Time: 12:00PM – 5:00PM
Location: Horn Ranch
After a warm up on the Frost Creek Pond on Sunday, my friend, Dave G., and I decided to test the Eagle River on Monday, October 7. As we drove from his house to the river, he lamented a recent string of poor outings, when he managed only a few small fish. My expectations ratcheted downward upon hearing this news.
One location where Dave G. did enjoy positive results was the confluence of Brush Creek and the Eagle River below Eagle, CO, so that became our first stop. Unfortunately when we pulled into the open space parking lot, we noted two vehicles, and we concluded that the confluence section was the favored destination of the anglers that preceded us.
We amended our plans and decided to travel upriver to find a new location for our fly fishing adventure. I was surprised by how many pullouts along the Eagle River were occupied with vehicles on a Monday in October, but Dave G. and I concluded that many people extended their weekend stays through Mondays to avoid the heavy traffic on Sunday afternoon. The balmy autumn day may have been another contributor to the greater than expected river population.
After a short drive we arrived at the Horn Ranch open space, and a cluster of cars filled the lower lot and the area next to the old concrete bridge. The new parking lot just below the Interstate 70 overpass; however, held only two vehicles, and we could see two fishermen in a quality hole just upstream. We gambled that a bit of walking would gain us separation and decided to make the north end of Horn Ranch our Monday fishing destination.

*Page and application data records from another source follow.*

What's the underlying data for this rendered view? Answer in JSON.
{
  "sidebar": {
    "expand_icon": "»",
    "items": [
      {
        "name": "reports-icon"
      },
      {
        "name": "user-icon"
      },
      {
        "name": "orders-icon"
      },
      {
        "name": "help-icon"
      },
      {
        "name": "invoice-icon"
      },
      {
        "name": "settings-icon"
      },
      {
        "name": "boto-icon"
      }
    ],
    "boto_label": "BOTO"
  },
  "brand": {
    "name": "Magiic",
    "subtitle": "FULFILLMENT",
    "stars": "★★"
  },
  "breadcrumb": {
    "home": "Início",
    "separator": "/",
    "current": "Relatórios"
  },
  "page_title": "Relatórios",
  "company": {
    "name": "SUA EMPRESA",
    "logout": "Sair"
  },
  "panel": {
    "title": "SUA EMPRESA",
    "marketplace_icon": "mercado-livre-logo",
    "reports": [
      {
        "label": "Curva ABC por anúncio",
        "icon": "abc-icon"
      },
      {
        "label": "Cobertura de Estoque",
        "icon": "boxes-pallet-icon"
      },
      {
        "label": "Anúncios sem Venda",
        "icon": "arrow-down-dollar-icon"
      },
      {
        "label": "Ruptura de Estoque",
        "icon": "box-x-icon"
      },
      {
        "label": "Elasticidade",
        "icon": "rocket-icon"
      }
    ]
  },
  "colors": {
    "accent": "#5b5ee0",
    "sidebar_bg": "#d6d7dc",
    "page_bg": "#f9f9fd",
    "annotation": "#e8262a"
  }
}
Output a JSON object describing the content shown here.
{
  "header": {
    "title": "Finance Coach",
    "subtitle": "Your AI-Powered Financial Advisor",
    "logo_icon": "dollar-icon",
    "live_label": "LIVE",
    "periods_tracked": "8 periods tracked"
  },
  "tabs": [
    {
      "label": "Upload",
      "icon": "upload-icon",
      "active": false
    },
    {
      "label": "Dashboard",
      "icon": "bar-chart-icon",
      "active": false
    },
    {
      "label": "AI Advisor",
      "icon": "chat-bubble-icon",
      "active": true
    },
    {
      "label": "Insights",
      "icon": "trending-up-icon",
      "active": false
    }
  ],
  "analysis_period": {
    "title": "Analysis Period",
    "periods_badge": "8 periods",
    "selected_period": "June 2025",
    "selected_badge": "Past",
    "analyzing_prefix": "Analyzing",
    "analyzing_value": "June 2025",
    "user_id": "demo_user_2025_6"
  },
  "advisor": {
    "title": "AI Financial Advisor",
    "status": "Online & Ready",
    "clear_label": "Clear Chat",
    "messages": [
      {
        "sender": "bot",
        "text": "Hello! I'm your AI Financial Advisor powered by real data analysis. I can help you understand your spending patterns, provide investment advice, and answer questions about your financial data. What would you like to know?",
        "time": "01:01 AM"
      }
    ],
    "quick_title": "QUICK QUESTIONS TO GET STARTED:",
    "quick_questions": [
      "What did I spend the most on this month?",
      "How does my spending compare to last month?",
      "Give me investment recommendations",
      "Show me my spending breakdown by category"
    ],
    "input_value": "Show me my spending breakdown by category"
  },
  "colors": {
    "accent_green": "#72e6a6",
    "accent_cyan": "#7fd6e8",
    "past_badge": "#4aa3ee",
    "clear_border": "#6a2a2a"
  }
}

I opted for my Sage four weight on Monday, since it was less taxing on my wrist, and I expected to stay on the water for a longer time than Sunday. Dave G. and I crossed the new footbridge and ambled downstream along the recently completed bike path for a decent distance, until we found a worn path and cut over to the river. Dave G. remained on the west bank, and I crossed to fish up the east side.
Flows were seasonally low, and the air temperature was in the upper fifties. I began with a tan pool toy, beadhead hares ear, and a salvation nymph; but after thirty minutes the fish count remained locked on zero. Dave G. picked up three fish on a Pat’s rubber legs, so I modified my lineup and replaced the hares ear with an iron sally. Another lengthy drought elapsed, and it was 1:30 PM, so I swapped the salvation for a RS2 with the hope that baetis nymphs were active. Finally this combination clicked, and I netted two six inch rainbows and an eight incher. The first small rainbow inhaled the iron sally, and the other two catches snatched the RS2. In addition I hooked and failed to land four trout including a rainbow that was likely fifteen inches or greater. Another ‘bow of thirteen inches was nicked in front of a large submerged boulder.
By 2PM we reached the footbridge, so we crossed and hiked downstream a second time to an old concrete bridge, where we munched our lunches. After lunch I once again waded to the east side of the river, and I began prospecting likely deep runs and moderate riffles. In the first twenty minutes I connected briefly with a muscular rainbow, but it quickly shed the small RS2. A short while later a sizable trout, possibly a brown, swirled around and then crushed the hopper. I maintained tight tension for a few seconds, and then another decent Eagle River trout escaped. Needless to say, quite a few angry expletives flowed from my lips.
I persisted in spite of my ill fortune, and I was pleased to finally hook and land two very respectable rainbows of sixteen and fifteen inches. Both fish were very thick and fought valiantly to avoid my net. The last hour was very slow, and I finally found a path to the footbridge parking lot at 5 PM.
Five fish landed in five hours represented a very slow catch rate; however, the two late afternoon rainbows justified the effort. I was not without opportunities, as I hooked twelve fish and observed three refusals during my afternoon on the river. Dave G. logged a fine day with ten netted and six long distance releases. I explored a new section of the Eagle River, and I was favorably impressed. A future return is very likely.
Fish Landed: 5